Soooo…knowing about the origins of this word, do you still want to  use it to describe human beings? As an insult? I thought not. Every time people use words like “moron,” “idiot,” “imbecile,” and “feebleminded,” they are hearkening back to an alarmingly recent time in which people were diagnostically labeled with these terms, and that labeling was used to justify heinous abuses. That may not be the case anymore, but the legacy lingers, and so do the social attitudes which supported the belief that people with disabilities were not fit for society.

“Moron” is most definitely ableist, not only because of its history in a diagnostic context, but because of the implications it carries about valuing certain brains over others. This, again, is a word which is tricky to eradicate from one’s word usage because of the ways in which it is used. People use “moron” because they want to insult someone’s intelligence. To stop using this word, you first have to rethink the way you think about “intelligence,” and think about what you actually want to say when you use this word.


  1. I like these posts about intelligence – instead of calling somebody “stupid” or an “idiot” – I prefer, “You don’t know what you’re talking about.”* Because that is the issue, nah?

    The person doesn’t have the information, or is not recalling it “correctly”.

    *But that uses “know” – so maybe, “I don’t think you have all the information.”, “I see it differently because of…” or (as with my sister) “What the expletive are you talking about?”

    And I can’t help it, I gotta say it, What a [redacted per comments policy]. (Oh man, no carrots.) (I have a serious case of the sillies today.)

  2. This has been a troubling issue to me ever since I became aware of this community, and also in reference to my own personal experience—I’m an Aspie who was diagnosed this past March, and realizing that I’m out of the norm when it comes to mental configuration has made me far more sensitive to words that could be construed as offensive. The thing is, I’m also a linguistic major (read: massive word nerd) who finds it very hard to start phasing out words from her vocabulary! So I’ve been wondering for days about what a good and non-offensive insult could be to be leveled at those who deserve it—you see, I’d never insult anyone with a developmental disability, the people whom I’ve called some of the words you’ve mentioned about are by and large the willfully ignorant and deliberately closed-minded, who never fail to drive me up a wall.

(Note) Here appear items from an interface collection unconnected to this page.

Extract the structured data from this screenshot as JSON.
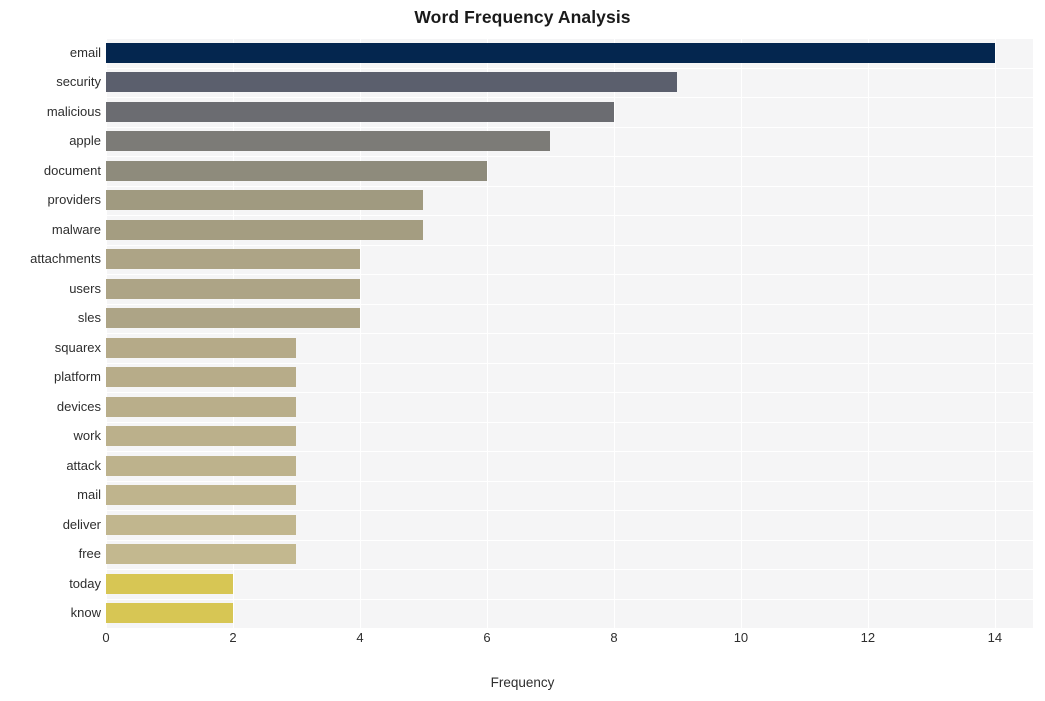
{
  "chart_data": {
    "type": "bar",
    "orientation": "horizontal",
    "title": "Word Frequency Analysis",
    "xlabel": "Frequency",
    "ylabel": "",
    "xlim": [
      0,
      14.6
    ],
    "ylim": [
      0,
      20
    ],
    "grid": true,
    "legend": false,
    "xticks": [
      0,
      2,
      4,
      6,
      8,
      10,
      12,
      14
    ],
    "xtick_labels": [
      "0",
      "2",
      "4",
      "6",
      "8",
      "10",
      "12",
      "14"
    ],
    "categories": [
      "email",
      "security",
      "malicious",
      "apple",
      "document",
      "providers",
      "malware",
      "attachments",
      "users",
      "sles",
      "squarex",
      "platform",
      "devices",
      "work",
      "attack",
      "mail",
      "deliver",
      "free",
      "today",
      "know"
    ],
    "values": [
      14,
      9,
      8,
      7,
      6,
      5,
      5,
      4,
      4,
      4,
      3,
      3,
      3,
      3,
      3,
      3,
      3,
      3,
      2,
      2
    ],
    "bar_colors": [
      "#04264f",
      "#5b5f6d",
      "#6b6c71",
      "#7c7b77",
      "#8e8b7c",
      "#a09a80",
      "#a49d81",
      "#ada486",
      "#ada486",
      "#ada486",
      "#b5aa88",
      "#b7ac89",
      "#b9ae8a",
      "#bbb08b",
      "#bdb28c",
      "#bfb48d",
      "#c1b68e",
      "#c3b88f",
      "#d7c654",
      "#d7c654"
    ],
    "plot_background": "#f5f5f6",
    "grid_color": "#ffffff",
    "figure_background": "#ffffff",
    "text_color": "#2e2e2e",
    "title_color": "#1a1a1a"
  }
}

The best I could come up with was “asinine”—I don’t think any donkeys would object!

  3. I find, Cat, that the more detailed a description is in particulars the better it gets across. Calling someone willfully ignorant and deliberately close-minded works just fine (and to me, is more emotionally satisfying than staying with the shorter words like asinine. Since you also like words working for a more detailed description would probably help with the phasing out, instead of just trying to replace the problem words.

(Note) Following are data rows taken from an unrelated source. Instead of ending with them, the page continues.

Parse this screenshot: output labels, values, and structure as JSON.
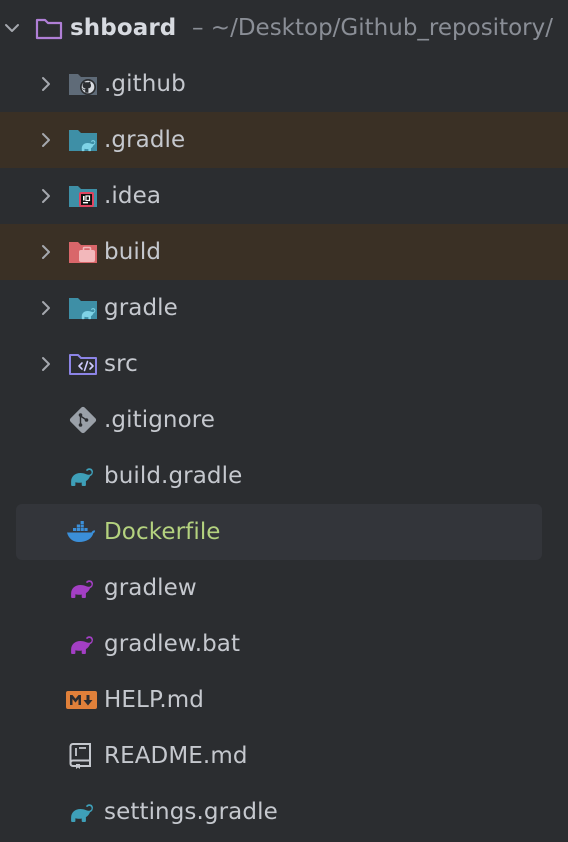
{
  "root": {
    "name": "shboard",
    "path": "– ~/Desktop/Github_repository/"
  },
  "items": [
    {
      "label": ".github",
      "icon": "github-folder-icon"
    },
    {
      "label": ".gradle",
      "icon": "gradle-folder-icon"
    },
    {
      "label": ".idea",
      "icon": "idea-folder-icon"
    },
    {
      "label": "build",
      "icon": "build-folder-icon"
    },
    {
      "label": "gradle",
      "icon": "gradle-folder-icon"
    },
    {
      "label": "src",
      "icon": "source-folder-icon"
    },
    {
      "label": ".gitignore",
      "icon": "git-diamond-icon"
    },
    {
      "label": "build.gradle",
      "icon": "gradle-elephant-icon"
    },
    {
      "label": "Dockerfile",
      "icon": "docker-whale-icon"
    },
    {
      "label": "gradlew",
      "icon": "gradle-elephant-purple-icon"
    },
    {
      "label": "gradlew.bat",
      "icon": "gradle-elephant-purple-icon"
    },
    {
      "label": "HELP.md",
      "icon": "markdown-icon"
    },
    {
      "label": "README.md",
      "icon": "readme-book-icon"
    },
    {
      "label": "settings.gradle",
      "icon": "gradle-elephant-icon"
    }
  ],
  "colors": {
    "background": "#2b2d30",
    "excluded_row": "#3a3025",
    "selected_row": "#33353a",
    "text": "#c5c8ce",
    "dockerfile_text": "#b4d27f",
    "gradle_blue": "#3e9fb8",
    "gradle_purple": "#a040c0"
  }
}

  4. That’s a very good point, A.W.. (Oh dear, I never know whether to put that extra period—how on earth do I signify the end of a sentence without making it look like an ellipsis?) Normally I do go into greater detail, and the fact that I felt the need to have a more “stinging” insult is kind of a sad commentary on society that people often feel the need for such things in order to feel that their point has gotten across…*exasperated sigh*

    May I recommend “special” for the next Ableist Word Profile? A dear NT friend of mine is a major ally of mine and of AS issues in general, yet she still uses it as an insult, which drives me up the wall. Also, this isn’t strictly an Ableist Word Profile issue, but it would be excellent if FWD/Forward could at some point do an article about the evils of able-bodied/minded people feeling the need to “go easy” on disabled people of any stripe in criticism/competition/whatever since the “normal” people assume that the disabled could in no way, shape or form be their equal in anything—I HATE THAT and I assume many, many other people, disabled or not, feel that way as well.

  5. This one is always sobering for me, as my brother would have been officially diagnosed as a “moron” had he been born a few decades earlier.